Thuddingly average book about a group of third-string characters without any depth that even a writer of Busiek's skill can't bring to life beyond momentary interest in the narrative twists that occur within the text. Not even the addition of Hawkeye-- in the midst of one of his least interesting character turns-- and an interesting side-adventure with Captain America (in the midst of one of his least interesting narrative arcs) and a reborn Citizen V can lift this above the very pedestrian.
There was a period when Marvel was so desperate to create any kind of successful team book that they threw characters together like spaghetti strands at a wall, praying that something would stick. This is a classic example of their approach, and notwithstanding their current attempts to cash in on any random collection of masks by slapping 'Avengers' somewhere in the title, serves to show why, when the Avengers really works, there is no better team title in print.
One for completists or a very rainy afternoon. Not bad, just incredibly average in every way.
Beautifully sad and whimsical fable about the effects of a nuclear conflict upon a retired pair of typical Little Englanders. Filled with gentle humour and deft characterisation, it's a wonderful parable of the dangers of trust in authority and the imminent threat of worldwide conflict. The message is from another time, now, and some of the jokes float more towards the nostalgic then the classic, but the sadness and tragedy at the heart of this bittersweet tale are still strong enough to make it a classic example of graphic storytelling.
Real content in the next few days, I promise. I'm only just emerging from the busiest time of my year. But in the interests of keeping you amused:
"Then I make bullet holes by heating up this pin and poking it through the plastic..."
An unbelievable amount of my teen years was spent in the production of plastic modelling kits. I can make flight wires from sprue, create fencing from left-over bits of frame, all the tricks and wizardry to turn a series of plastic shapes into a realistic diorama featuring some crashed WWII aircraft in some imaginary Scottish Highland.
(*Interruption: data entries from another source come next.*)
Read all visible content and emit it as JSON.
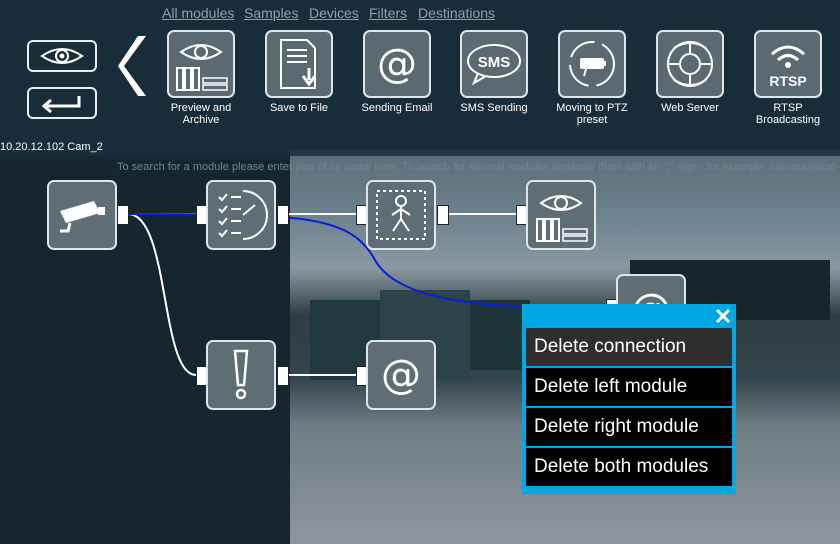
{
  "tabs": [
    {
      "label": "All modules",
      "active": true
    },
    {
      "label": "Samples",
      "active": false
    },
    {
      "label": "Devices",
      "active": false
    },
    {
      "label": "Filters",
      "active": false
    },
    {
      "label": "Destinations",
      "active": false
    }
  ],
  "palette": [
    {
      "label": "Preview and Archive",
      "icon": "eye-archive-icon"
    },
    {
      "label": "Save to File",
      "icon": "save-file-icon"
    },
    {
      "label": "Sending Email",
      "icon": "at-sign-icon"
    },
    {
      "label": "SMS Sending",
      "icon": "sms-bubble-icon"
    },
    {
      "label": "Moving to PTZ preset",
      "icon": "ptz-camera-icon"
    },
    {
      "label": "Web Server",
      "icon": "web-globe-icon"
    },
    {
      "label": "RTSP Broadcasting",
      "icon": "rtsp-wifi-icon"
    }
  ],
  "camera_name": "10.20.12.102 Cam_2",
  "search_hint": "To search for a module please enter part of its name here. To search for several modules separate them with an \"|\" sign , for example: camera|micro",
  "rtsp_text": "RTSP",
  "sms_text": "SMS",
  "at_text": "@",
  "context_menu": {
    "items": [
      "Delete connection",
      "Delete left module",
      "Delete right module",
      "Delete both modules"
    ],
    "hovered_index": 0
  },
  "colors": {
    "accent": "#00a8e3",
    "selected_wire": "#0a1fd6",
    "wire": "#ffffff"
  }
}
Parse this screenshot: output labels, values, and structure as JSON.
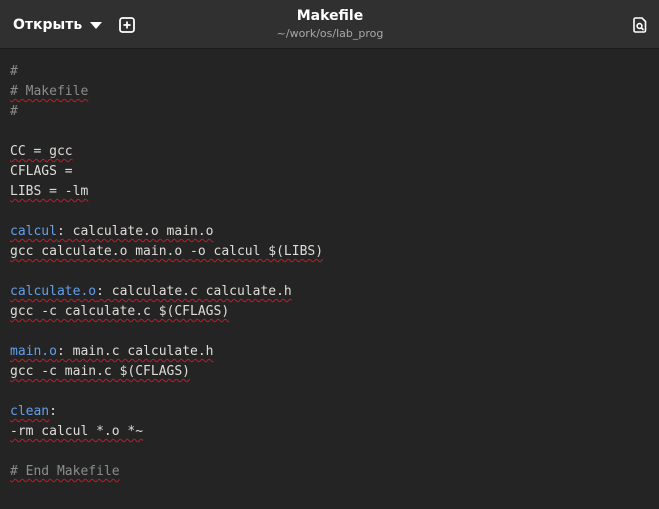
{
  "header": {
    "open_label": "Открыть",
    "title": "Makefile",
    "path": "~/work/os/lab_prog",
    "icons": {
      "open_dropdown": "chevron-down-icon",
      "new_tab": "new-tab-icon",
      "save": "save-document-icon"
    }
  },
  "editor": {
    "colors": {
      "background": "#242424",
      "text": "#deddda",
      "comment": "#8c8c8c",
      "target": "#62a0ea",
      "spell_underline": "#c01c28"
    },
    "lines": {
      "l1": "#",
      "l2": "# Makefile",
      "l3": "#",
      "l5": "CC = gcc",
      "l6": "CFLAGS =",
      "l7": "LIBS = -lm",
      "l9_target": "calcul",
      "l9_rest": ": calculate.o main.o",
      "l10": "gcc calculate.o main.o -o calcul $(LIBS)",
      "l12_target": "calculate.o",
      "l12_rest": ": calculate.c calculate.h",
      "l13": "gcc -c calculate.c $(CFLAGS)",
      "l15_target": "main.o",
      "l15_rest": ": main.c calculate.h",
      "l16": "gcc -c main.c $(CFLAGS)",
      "l18_target": "clean",
      "l18_rest": ":",
      "l19": "-rm calcul *.o *~",
      "l21": "# End Makefile"
    }
  }
}
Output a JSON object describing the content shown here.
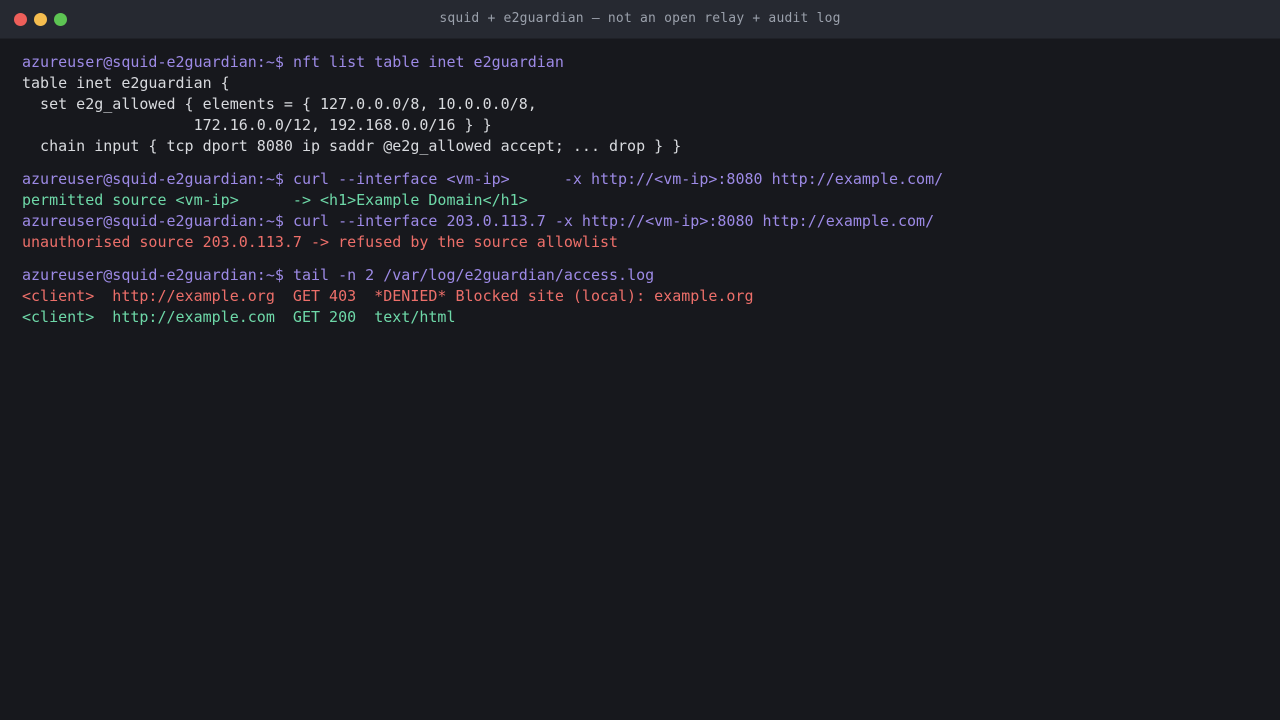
{
  "window": {
    "title": "squid + e2guardian — not an open relay + audit log"
  },
  "colors": {
    "prompt": "#9d8ae6",
    "success": "#6ed8a8",
    "error": "#ed6f6a",
    "plain": "#d8dade",
    "background": "#17181d",
    "titlebar": "#262931"
  },
  "terminal": {
    "prompt": "azureuser@squid-e2guardian:~$",
    "block1": {
      "command": "nft list table inet e2guardian",
      "output": [
        "table inet e2guardian {",
        "  set e2g_allowed { elements = { 127.0.0.0/8, 10.0.0.0/8,",
        "                   172.16.0.0/12, 192.168.0.0/16 } }",
        "  chain input { tcp dport 8080 ip saddr @e2g_allowed accept; ... drop } }"
      ]
    },
    "block2": {
      "command1": "curl --interface <vm-ip>      -x http://<vm-ip>:8080 http://example.com/",
      "output1": "permitted source <vm-ip>      -> <h1>Example Domain</h1>",
      "command2": "curl --interface 203.0.113.7 -x http://<vm-ip>:8080 http://example.com/",
      "output2": "unauthorised source 203.0.113.7 -> refused by the source allowlist"
    },
    "block3": {
      "command": "tail -n 2 /var/log/e2guardian/access.log",
      "log_denied": "<client>  http://example.org  GET 403  *DENIED* Blocked site (local): example.org",
      "log_allowed": "<client>  http://example.com  GET 200  text/html"
    }
  }
}
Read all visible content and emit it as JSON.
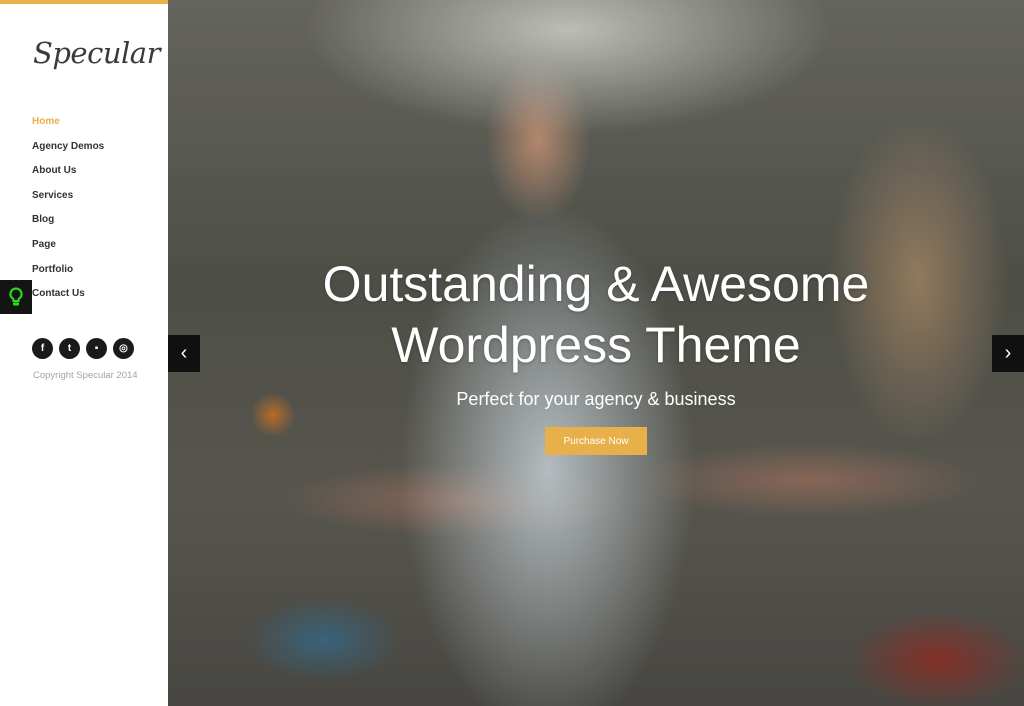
{
  "brand": {
    "logo": "Specular",
    "accent_color": "#e8b04a"
  },
  "sidebar": {
    "nav": [
      {
        "label": "Home",
        "active": true
      },
      {
        "label": "Agency Demos",
        "active": false
      },
      {
        "label": "About Us",
        "active": false
      },
      {
        "label": "Services",
        "active": false
      },
      {
        "label": "Blog",
        "active": false
      },
      {
        "label": "Page",
        "active": false
      },
      {
        "label": "Portfolio",
        "active": false
      },
      {
        "label": "Contact Us",
        "active": false
      }
    ],
    "social": [
      {
        "name": "facebook",
        "glyph": "f"
      },
      {
        "name": "twitter",
        "glyph": "t"
      },
      {
        "name": "flickr",
        "glyph": "▪"
      },
      {
        "name": "dribbble",
        "glyph": "◎"
      }
    ],
    "copyright": "Copyright Specular 2014"
  },
  "floating": {
    "bulb_icon": "lightbulb-icon",
    "bulb_color": "#22dd22"
  },
  "hero": {
    "title_line1": "Outstanding & Awesome",
    "title_line2": "Wordpress Theme",
    "subtitle": "Perfect for your agency & business",
    "cta_label": "Purchase Now",
    "prev_glyph": "‹",
    "next_glyph": "›"
  }
}
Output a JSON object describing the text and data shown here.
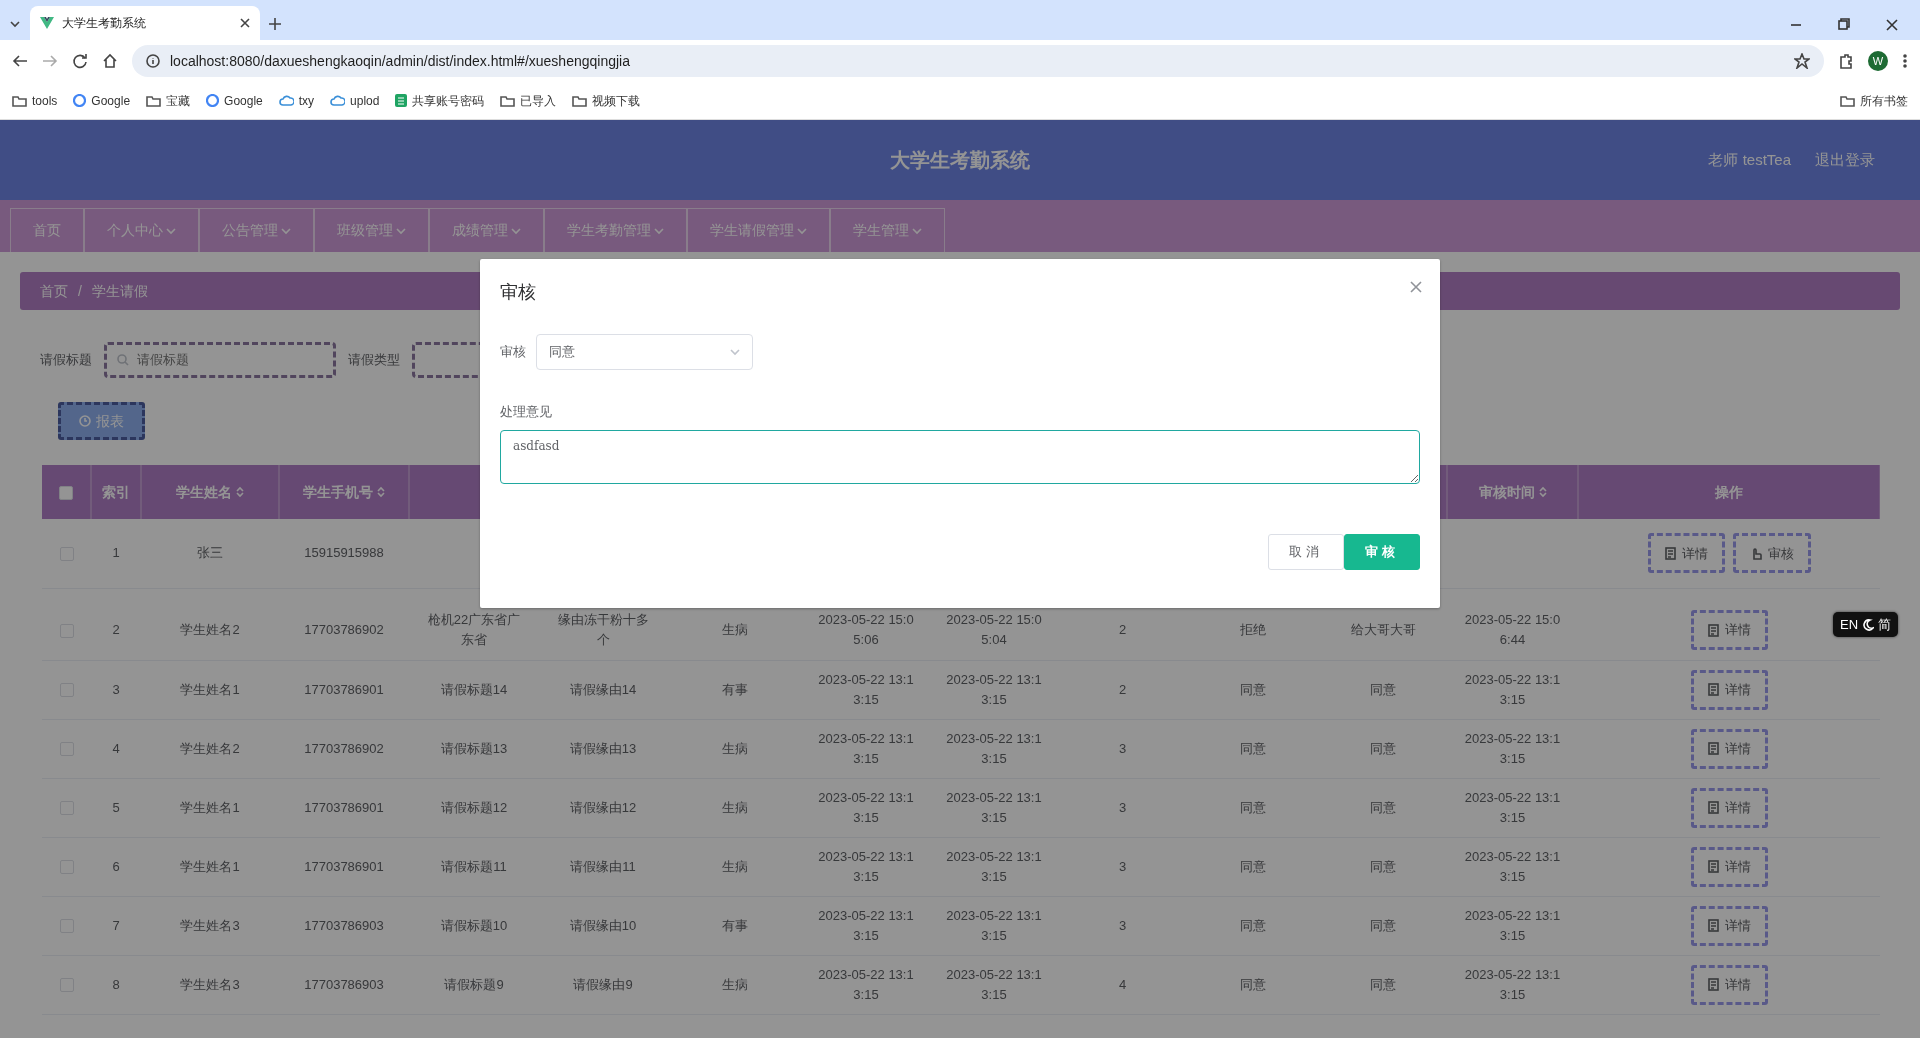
{
  "browser": {
    "tab": {
      "title": "大学生考勤系统"
    },
    "url": "localhost:8080/daxueshengkaoqin/admin/dist/index.html#/xueshengqingjia",
    "profile": "W",
    "bookmarks": [
      {
        "kind": "folder",
        "label": "tools"
      },
      {
        "kind": "google",
        "label": "Google"
      },
      {
        "kind": "folder",
        "label": "宝藏"
      },
      {
        "kind": "google",
        "label": "Google"
      },
      {
        "kind": "cloud",
        "label": "txy"
      },
      {
        "kind": "cloud",
        "label": "uplod"
      },
      {
        "kind": "sheet",
        "label": "共享账号密码"
      },
      {
        "kind": "folder",
        "label": "已导入"
      },
      {
        "kind": "folder",
        "label": "视频下载"
      }
    ],
    "all_bookmarks": "所有书签"
  },
  "app": {
    "title": "大学生考勤系统",
    "user": "老师 testTea",
    "logout": "退出登录"
  },
  "nav": [
    {
      "label": "首页",
      "dropdown": false
    },
    {
      "label": "个人中心",
      "dropdown": true
    },
    {
      "label": "公告管理",
      "dropdown": true
    },
    {
      "label": "班级管理",
      "dropdown": true
    },
    {
      "label": "成绩管理",
      "dropdown": true
    },
    {
      "label": "学生考勤管理",
      "dropdown": true
    },
    {
      "label": "学生请假管理",
      "dropdown": true
    },
    {
      "label": "学生管理",
      "dropdown": true
    }
  ],
  "breadcrumb": [
    "首页",
    "学生请假"
  ],
  "breadcrumb_separator": "/",
  "search": {
    "fields": [
      {
        "kind": "input",
        "label": "请假标题",
        "placeholder": "请假标题"
      },
      {
        "kind": "select",
        "label": "请假类型"
      }
    ],
    "report_button": "报表"
  },
  "table": {
    "select_all": {
      "checked": false
    },
    "columns": [
      {
        "label": "索引",
        "sortable": false
      },
      {
        "label": "学生姓名",
        "sortable": true
      },
      {
        "label": "学生手机号",
        "sortable": true
      },
      {},
      {},
      {},
      {},
      {},
      {},
      {},
      {},
      {
        "label": "审核时间",
        "sortable": true
      },
      {
        "label": "操作",
        "sortable": false
      }
    ],
    "rows": [
      {
        "checked": false,
        "cells": [
          "1",
          "张三",
          "15915915988",
          null,
          null,
          null,
          null,
          null,
          null,
          null,
          null,
          null
        ],
        "actions": [
          "详情",
          "审核"
        ]
      },
      {
        "checked": false,
        "cells": [
          "2",
          "学生姓名2",
          "17703786902",
          "枪机22广东省广东省",
          "缘由冻干粉十多个",
          "生病",
          "2023-05-22 15:05:06",
          "2023-05-22 15:05:04",
          "2",
          "拒绝",
          "给大哥大哥",
          "2023-05-22 15:06:44"
        ],
        "actions": [
          "详情"
        ]
      },
      {
        "checked": false,
        "cells": [
          "3",
          "学生姓名1",
          "17703786901",
          "请假标题14",
          "请假缘由14",
          "有事",
          "2023-05-22 13:13:15",
          "2023-05-22 13:13:15",
          "2",
          "同意",
          "同意",
          "2023-05-22 13:13:15"
        ],
        "actions": [
          "详情"
        ]
      },
      {
        "checked": false,
        "cells": [
          "4",
          "学生姓名2",
          "17703786902",
          "请假标题13",
          "请假缘由13",
          "生病",
          "2023-05-22 13:13:15",
          "2023-05-22 13:13:15",
          "3",
          "同意",
          "同意",
          "2023-05-22 13:13:15"
        ],
        "actions": [
          "详情"
        ]
      },
      {
        "checked": false,
        "cells": [
          "5",
          "学生姓名1",
          "17703786901",
          "请假标题12",
          "请假缘由12",
          "生病",
          "2023-05-22 13:13:15",
          "2023-05-22 13:13:15",
          "3",
          "同意",
          "同意",
          "2023-05-22 13:13:15"
        ],
        "actions": [
          "详情"
        ]
      },
      {
        "checked": false,
        "cells": [
          "6",
          "学生姓名1",
          "17703786901",
          "请假标题11",
          "请假缘由11",
          "生病",
          "2023-05-22 13:13:15",
          "2023-05-22 13:13:15",
          "3",
          "同意",
          "同意",
          "2023-05-22 13:13:15"
        ],
        "actions": [
          "详情"
        ]
      },
      {
        "checked": false,
        "cells": [
          "7",
          "学生姓名3",
          "17703786903",
          "请假标题10",
          "请假缘由10",
          "有事",
          "2023-05-22 13:13:15",
          "2023-05-22 13:13:15",
          "3",
          "同意",
          "同意",
          "2023-05-22 13:13:15"
        ],
        "actions": [
          "详情"
        ]
      },
      {
        "checked": false,
        "cells": [
          "8",
          "学生姓名3",
          "17703786903",
          "请假标题9",
          "请假缘由9",
          "生病",
          "2023-05-22 13:13:15",
          "2023-05-22 13:13:15",
          "4",
          "同意",
          "同意",
          "2023-05-22 13:13:15"
        ],
        "actions": [
          "详情"
        ]
      }
    ]
  },
  "modal": {
    "title": "审核",
    "fields": [
      {
        "kind": "select",
        "label": "审核",
        "value": "同意"
      },
      {
        "kind": "textarea",
        "label": "处理意见",
        "value": "asdfasd"
      }
    ],
    "buttons": [
      {
        "kind": "default",
        "label": "取消"
      },
      {
        "kind": "primary",
        "label": "审核"
      }
    ]
  },
  "lang_toggle": {
    "left": "EN",
    "right": "简"
  }
}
Hours and hours of diligent practice, to produce perfectly represented plastic models.
Surprisingly, I also lost my virginity at 15. Who'd have thunk it?